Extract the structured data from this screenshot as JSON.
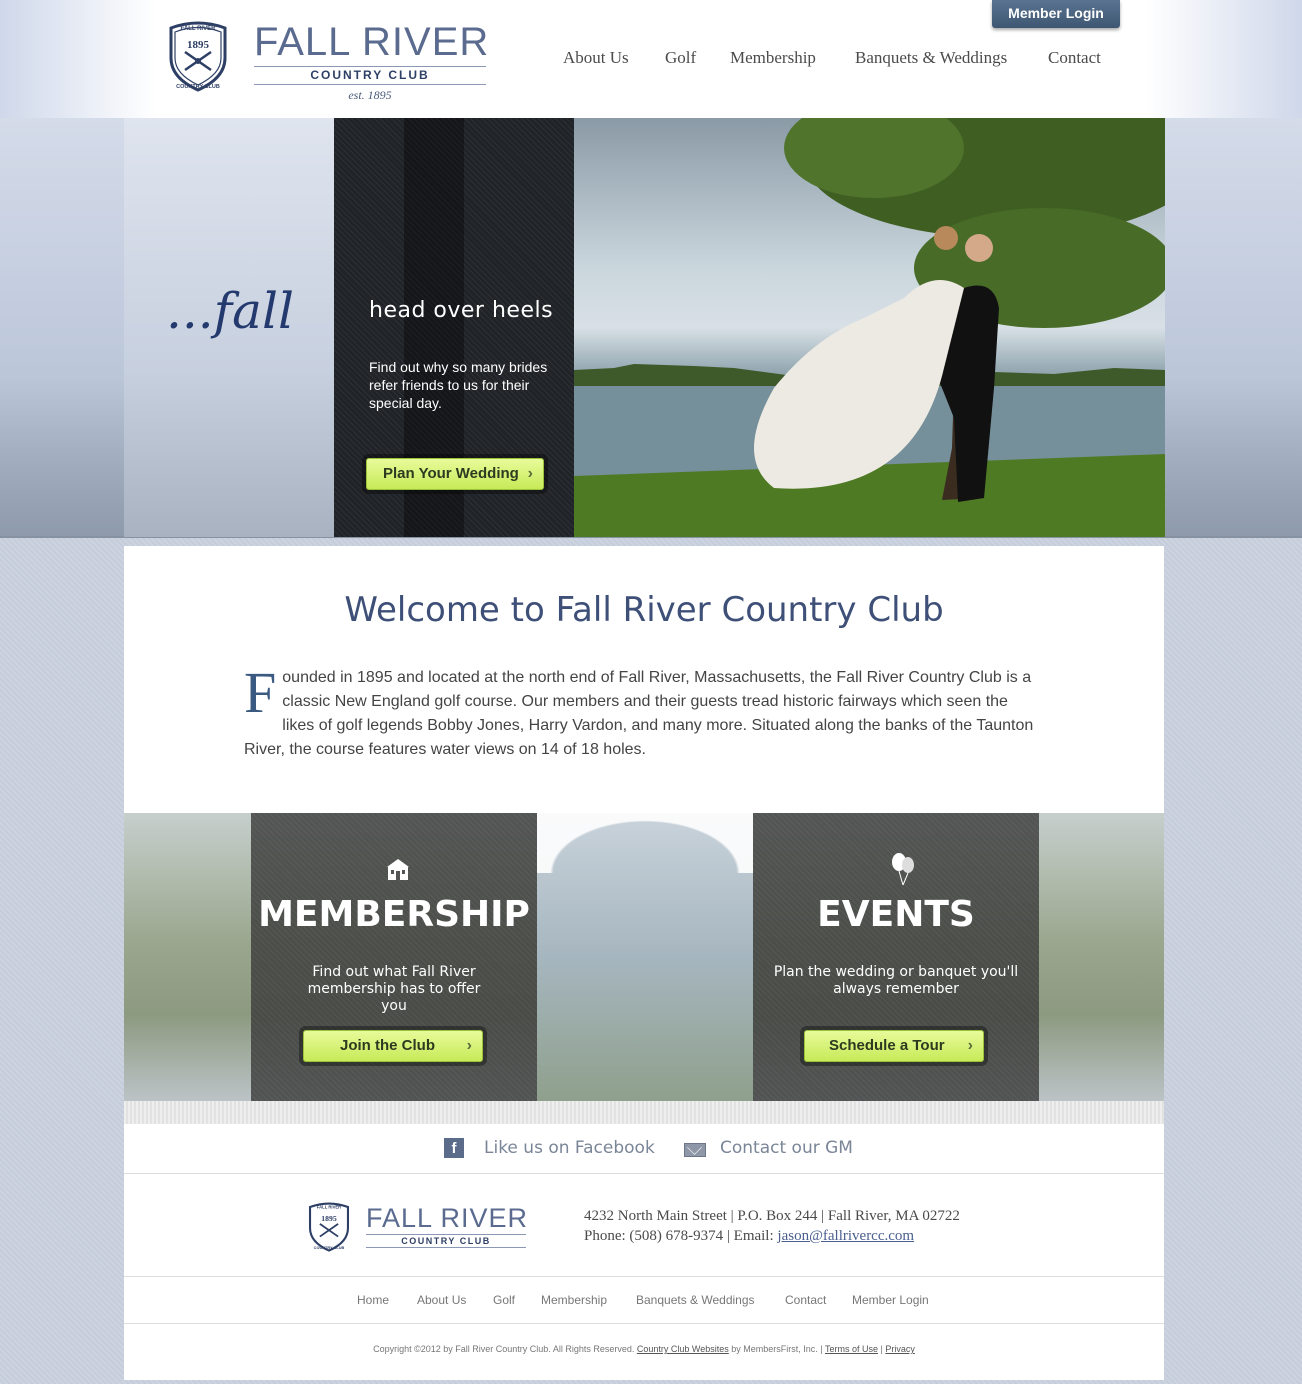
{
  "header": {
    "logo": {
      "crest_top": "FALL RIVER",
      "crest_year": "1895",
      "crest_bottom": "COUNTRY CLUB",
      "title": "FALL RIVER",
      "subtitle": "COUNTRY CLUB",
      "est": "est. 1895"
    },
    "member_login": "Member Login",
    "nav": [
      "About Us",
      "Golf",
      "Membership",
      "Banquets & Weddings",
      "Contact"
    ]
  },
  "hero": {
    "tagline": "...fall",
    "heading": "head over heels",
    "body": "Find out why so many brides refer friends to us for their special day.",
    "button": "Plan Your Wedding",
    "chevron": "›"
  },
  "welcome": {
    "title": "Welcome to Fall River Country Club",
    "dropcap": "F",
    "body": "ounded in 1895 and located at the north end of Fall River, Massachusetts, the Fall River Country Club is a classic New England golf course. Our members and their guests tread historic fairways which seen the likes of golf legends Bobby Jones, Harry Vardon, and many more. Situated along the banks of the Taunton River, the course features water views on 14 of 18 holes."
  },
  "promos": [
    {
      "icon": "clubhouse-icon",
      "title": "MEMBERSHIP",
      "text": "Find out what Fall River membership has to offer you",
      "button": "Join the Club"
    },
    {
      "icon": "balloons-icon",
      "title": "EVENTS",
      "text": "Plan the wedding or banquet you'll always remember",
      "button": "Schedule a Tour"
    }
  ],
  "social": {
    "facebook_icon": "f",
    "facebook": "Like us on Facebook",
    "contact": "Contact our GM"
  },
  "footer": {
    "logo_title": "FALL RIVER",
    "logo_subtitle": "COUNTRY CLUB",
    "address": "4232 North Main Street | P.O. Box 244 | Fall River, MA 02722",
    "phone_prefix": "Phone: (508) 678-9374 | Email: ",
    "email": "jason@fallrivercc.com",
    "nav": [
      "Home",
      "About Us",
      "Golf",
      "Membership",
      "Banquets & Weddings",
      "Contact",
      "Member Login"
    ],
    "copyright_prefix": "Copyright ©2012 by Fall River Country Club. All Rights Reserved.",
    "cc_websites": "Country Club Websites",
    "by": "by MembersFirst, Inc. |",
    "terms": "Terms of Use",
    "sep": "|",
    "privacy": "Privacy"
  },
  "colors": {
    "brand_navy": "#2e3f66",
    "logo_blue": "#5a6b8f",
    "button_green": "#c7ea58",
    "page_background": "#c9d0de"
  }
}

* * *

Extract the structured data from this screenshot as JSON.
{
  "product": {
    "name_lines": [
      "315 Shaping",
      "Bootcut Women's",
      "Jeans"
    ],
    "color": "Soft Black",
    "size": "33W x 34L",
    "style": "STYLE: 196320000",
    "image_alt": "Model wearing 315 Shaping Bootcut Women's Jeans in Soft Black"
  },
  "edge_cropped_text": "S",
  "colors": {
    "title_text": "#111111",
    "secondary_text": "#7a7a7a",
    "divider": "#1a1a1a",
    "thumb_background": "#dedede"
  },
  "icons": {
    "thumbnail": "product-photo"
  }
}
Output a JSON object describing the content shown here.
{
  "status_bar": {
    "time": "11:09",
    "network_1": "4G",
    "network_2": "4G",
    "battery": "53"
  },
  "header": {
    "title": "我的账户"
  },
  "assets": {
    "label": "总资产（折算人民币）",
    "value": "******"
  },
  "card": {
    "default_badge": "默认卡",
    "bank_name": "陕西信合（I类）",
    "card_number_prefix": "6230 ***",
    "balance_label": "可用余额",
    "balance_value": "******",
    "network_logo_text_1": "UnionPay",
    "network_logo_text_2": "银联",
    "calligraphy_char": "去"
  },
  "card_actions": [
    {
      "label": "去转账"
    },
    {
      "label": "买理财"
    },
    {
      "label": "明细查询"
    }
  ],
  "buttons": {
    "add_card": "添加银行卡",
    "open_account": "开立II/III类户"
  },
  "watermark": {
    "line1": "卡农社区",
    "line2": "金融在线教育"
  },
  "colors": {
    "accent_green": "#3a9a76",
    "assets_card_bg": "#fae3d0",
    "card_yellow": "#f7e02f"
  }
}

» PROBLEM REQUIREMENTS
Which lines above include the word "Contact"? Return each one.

» RESPONSE TO THIS TASK
      "Contact"
    "contact": "Contact our GM"
      "Contact",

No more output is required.